Plan Moon: We keep traveling. Life on the road has suited us, so let’s keep doing it and spend more time out West, at least until our Washington renters leave and we can get that house on the market. We’ll get to spend more time with family, put the hurt on those newly purchased Epic Passes, and give the Maryland house more time to sell. The down side (maybe?) is that we start another year of home/road-schooling, and this wasn’t something we had considered before. Once we get the WA house on the market and sold, we settle in Bend in earnest.
There was a time when the mention of Plan Moon would have made my head explode. In fact Tacco has floated severely abridged versions of it for months, and each time I cut her off immediately with stern threats of the aforementioned exploding head. My head is intact this time though. Though Plan Moon is so far from our original plan it feels like a free-fall to me, and is on some level terrifying, it has considerable charms. Plus it’s impossible to deny the financial realities of paying for two houses.
We would make it work either way. And my gut tells me it’s time to get the kids back into school and get them settled again. Us too, to an extent. But more travel would be pretty cool…
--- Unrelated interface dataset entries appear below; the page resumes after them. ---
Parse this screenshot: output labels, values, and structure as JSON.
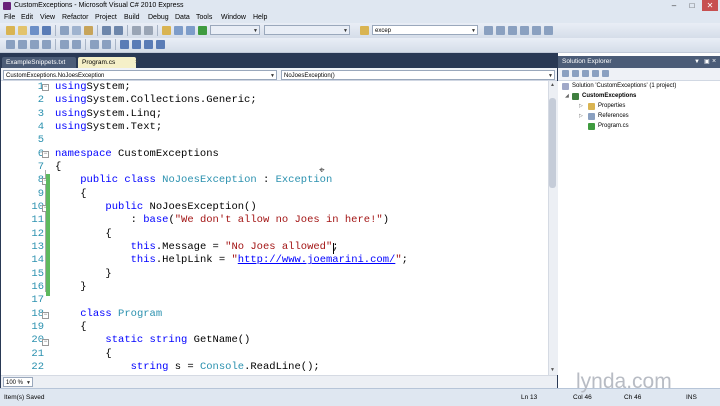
{
  "window": {
    "title": "CustomExceptions - Microsoft Visual C# 2010 Express"
  },
  "menu": [
    "File",
    "Edit",
    "View",
    "Refactor",
    "Project",
    "Build",
    "Debug",
    "Data",
    "Tools",
    "Window",
    "Help"
  ],
  "toolbar": {
    "find_value": "excep"
  },
  "tabs": [
    {
      "label": "ExampleSnippets.txt",
      "active": false
    },
    {
      "label": "Program.cs",
      "active": true
    }
  ],
  "navbar": {
    "type_combo": "CustomExceptions.NoJoesException",
    "member_combo": "NoJoesException()"
  },
  "code_lines": [
    {
      "n": "1",
      "segs": [
        [
          "kw",
          "using"
        ],
        [
          "",
          "System;"
        ]
      ]
    },
    {
      "n": "2",
      "segs": [
        [
          "kw",
          "using"
        ],
        [
          "",
          "System.Collections.Generic;"
        ]
      ]
    },
    {
      "n": "3",
      "segs": [
        [
          "kw",
          "using"
        ],
        [
          "",
          "System.Linq;"
        ]
      ]
    },
    {
      "n": "4",
      "segs": [
        [
          "kw",
          "using"
        ],
        [
          "",
          "System.Text;"
        ]
      ]
    },
    {
      "n": "5",
      "segs": []
    },
    {
      "n": "6",
      "segs": [
        [
          "kw",
          "namespace"
        ],
        [
          "",
          " CustomExceptions"
        ]
      ]
    },
    {
      "n": "7",
      "segs": [
        [
          "",
          "{"
        ]
      ]
    },
    {
      "n": "8",
      "segs": [
        [
          "",
          "    "
        ],
        [
          "kw",
          "public class"
        ],
        [
          "",
          " "
        ],
        [
          "ty",
          "NoJoesException"
        ],
        [
          "",
          " : "
        ],
        [
          "ty",
          "Exception"
        ]
      ]
    },
    {
      "n": "9",
      "segs": [
        [
          "",
          "    {"
        ]
      ]
    },
    {
      "n": "10",
      "segs": [
        [
          "",
          "        "
        ],
        [
          "kw",
          "public"
        ],
        [
          "",
          " NoJoesException()"
        ]
      ]
    },
    {
      "n": "11",
      "segs": [
        [
          "",
          "            : "
        ],
        [
          "kw",
          "base"
        ],
        [
          "",
          "("
        ],
        [
          "st",
          "\"We don't allow no Joes in here!\""
        ],
        [
          "",
          ")"
        ]
      ]
    },
    {
      "n": "12",
      "segs": [
        [
          "",
          "        {"
        ]
      ]
    },
    {
      "n": "13",
      "segs": [
        [
          "",
          "            "
        ],
        [
          "kw",
          "this"
        ],
        [
          "",
          ".Message = "
        ],
        [
          "st",
          "\"No Joes allowed\""
        ],
        [
          "",
          ";"
        ]
      ]
    },
    {
      "n": "14",
      "segs": [
        [
          "",
          "            "
        ],
        [
          "kw",
          "this"
        ],
        [
          "",
          ".HelpLink = "
        ],
        [
          "st",
          "\""
        ],
        [
          "lk",
          "http://www.joemarini.com/"
        ],
        [
          "st",
          "\""
        ],
        [
          "",
          ";"
        ]
      ]
    },
    {
      "n": "15",
      "segs": [
        [
          "",
          "        }"
        ]
      ]
    },
    {
      "n": "16",
      "segs": [
        [
          "",
          "    }"
        ]
      ]
    },
    {
      "n": "17",
      "segs": []
    },
    {
      "n": "18",
      "segs": [
        [
          "",
          "    "
        ],
        [
          "kw",
          "class"
        ],
        [
          "",
          " "
        ],
        [
          "ty",
          "Program"
        ]
      ]
    },
    {
      "n": "19",
      "segs": [
        [
          "",
          "    {"
        ]
      ]
    },
    {
      "n": "20",
      "segs": [
        [
          "",
          "        "
        ],
        [
          "kw",
          "static string"
        ],
        [
          "",
          " GetName()"
        ]
      ]
    },
    {
      "n": "21",
      "segs": [
        [
          "",
          "        {"
        ]
      ]
    },
    {
      "n": "22",
      "segs": [
        [
          "",
          "            "
        ],
        [
          "kw",
          "string"
        ],
        [
          "",
          " s = "
        ],
        [
          "ty",
          "Console"
        ],
        [
          "",
          ".ReadLine();"
        ]
      ]
    }
  ],
  "zoom": "100 %",
  "solution_explorer": {
    "title": "Solution Explorer",
    "solution": "Solution 'CustomExceptions' (1 project)",
    "project": "CustomExceptions",
    "items": [
      "Properties",
      "References",
      "Program.cs"
    ]
  },
  "status": {
    "message": "Item(s) Saved",
    "line": "Ln 13",
    "col": "Col 46",
    "ch": "Ch 46",
    "mode": "INS"
  },
  "watermark": "lynda.com"
}
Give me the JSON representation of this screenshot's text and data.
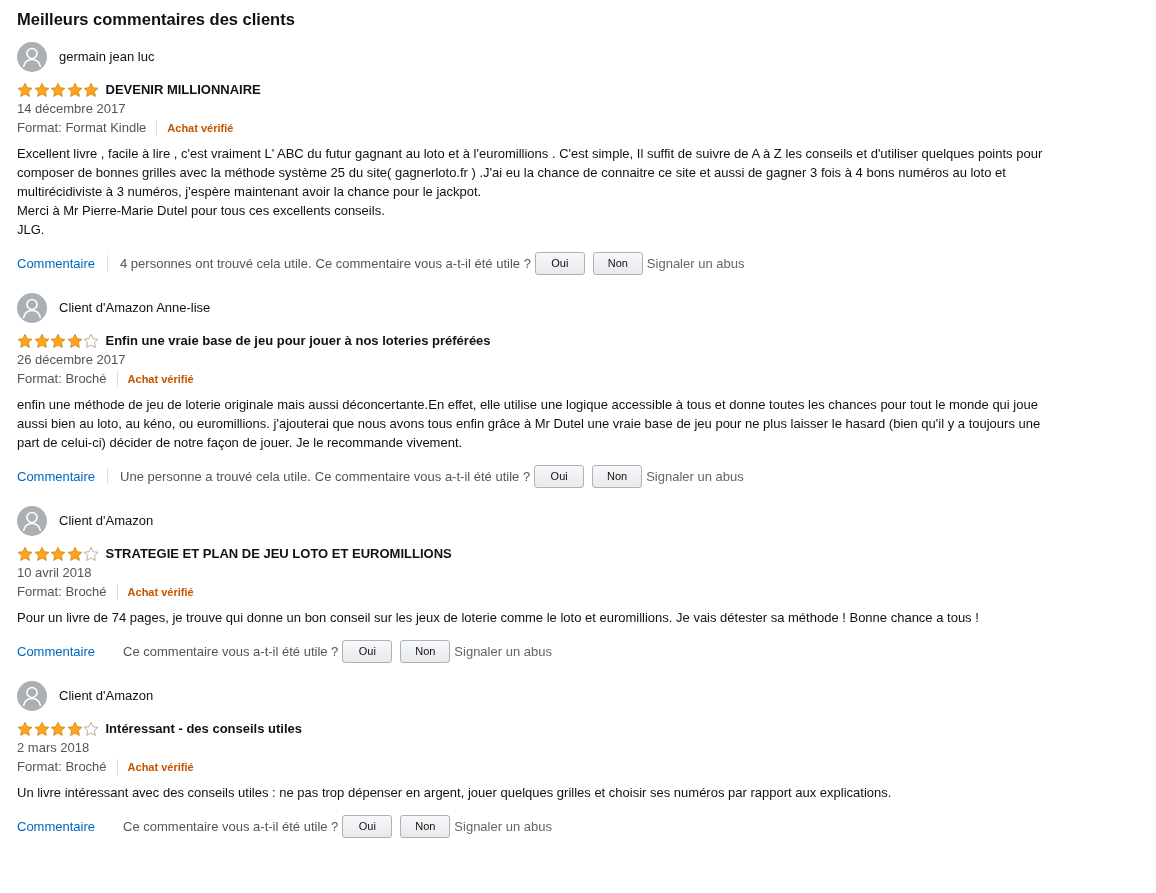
{
  "heading": "Meilleurs commentaires des clients",
  "reviews": [
    {
      "author": "germain jean luc",
      "stars": 5,
      "title": "DEVENIR MILLIONNAIRE",
      "date": "14 décembre 2017",
      "format": "Format: Format Kindle",
      "verified": "Achat vérifié",
      "paragraphs": [
        "Excellent livre , facile à lire , c'est vraiment L' ABC du futur gagnant au loto et à l'euromillions . C'est simple, Il suffit de suivre de A à Z les conseils et d'utiliser quelques points pour composer de bonnes grilles avec la méthode système 25 du site( gagnerloto.fr ) .J'ai eu la chance de connaitre ce site et aussi de gagner 3 fois à 4 bons numéros au loto et multirécidiviste à 3 numéros, j'espère maintenant avoir la chance pour le jackpot.",
        "Merci à Mr Pierre-Marie Dutel pour tous ces excellents conseils.",
        "JLG."
      ],
      "comment_link": "Commentaire",
      "helpful_count": "4 personnes ont trouvé cela utile.",
      "helpful_question": "Ce commentaire vous a-t-il été utile ?",
      "yes": "Oui",
      "no": "Non",
      "report": "Signaler un abus"
    },
    {
      "author": "Client d'Amazon Anne-lise",
      "stars": 4,
      "title": "Enfin une vraie base de jeu pour jouer à nos loteries préférées",
      "date": "26 décembre 2017",
      "format": "Format: Broché",
      "verified": "Achat vérifié",
      "paragraphs": [
        "enfin une méthode de jeu de loterie originale mais aussi déconcertante.En effet, elle utilise une logique accessible à tous et donne toutes les chances pour tout le monde qui joue aussi bien au loto, au kéno, ou euromillions. j'ajouterai que nous avons tous enfin grâce à Mr Dutel une vraie base de jeu pour ne plus laisser le hasard (bien qu'il y a toujours une part de celui-ci) décider de notre façon de jouer. Je le recommande vivement."
      ],
      "comment_link": "Commentaire",
      "helpful_count": "Une personne a trouvé cela utile.",
      "helpful_question": "Ce commentaire vous a-t-il été utile ?",
      "yes": "Oui",
      "no": "Non",
      "report": "Signaler un abus"
    },
    {
      "author": "Client d'Amazon",
      "stars": 4,
      "title": "STRATEGIE ET PLAN DE JEU LOTO ET EUROMILLIONS",
      "date": "10 avril 2018",
      "format": "Format: Broché",
      "verified": "Achat vérifié",
      "paragraphs": [
        "Pour un livre de 74 pages, je trouve qui donne un bon conseil sur les jeux de loterie comme le loto et euromillions. Je vais détester sa méthode ! Bonne chance a tous !"
      ],
      "comment_link": "Commentaire",
      "helpful_question": "Ce commentaire vous a-t-il été utile ?",
      "yes": "Oui",
      "no": "Non",
      "report": "Signaler un abus"
    },
    {
      "author": "Client d'Amazon",
      "stars": 4,
      "title": "Intéressant - des conseils utiles",
      "date": "2 mars 2018",
      "format": "Format: Broché",
      "verified": "Achat vérifié",
      "paragraphs": [
        "Un livre intéressant avec des conseils utiles : ne pas trop dépenser en argent, jouer quelques grilles et choisir ses numéros par rapport aux explications."
      ],
      "comment_link": "Commentaire",
      "helpful_question": "Ce commentaire vous a-t-il été utile ?",
      "yes": "Oui",
      "no": "Non",
      "report": "Signaler un abus"
    }
  ]
}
Interestingly (and surprisingly) enough, we broached Plan Sun and Plan Moon to the kids, and found them to be as balanced as we are in their assessments. That’s encouraging! It will be interesting to see how this morphs.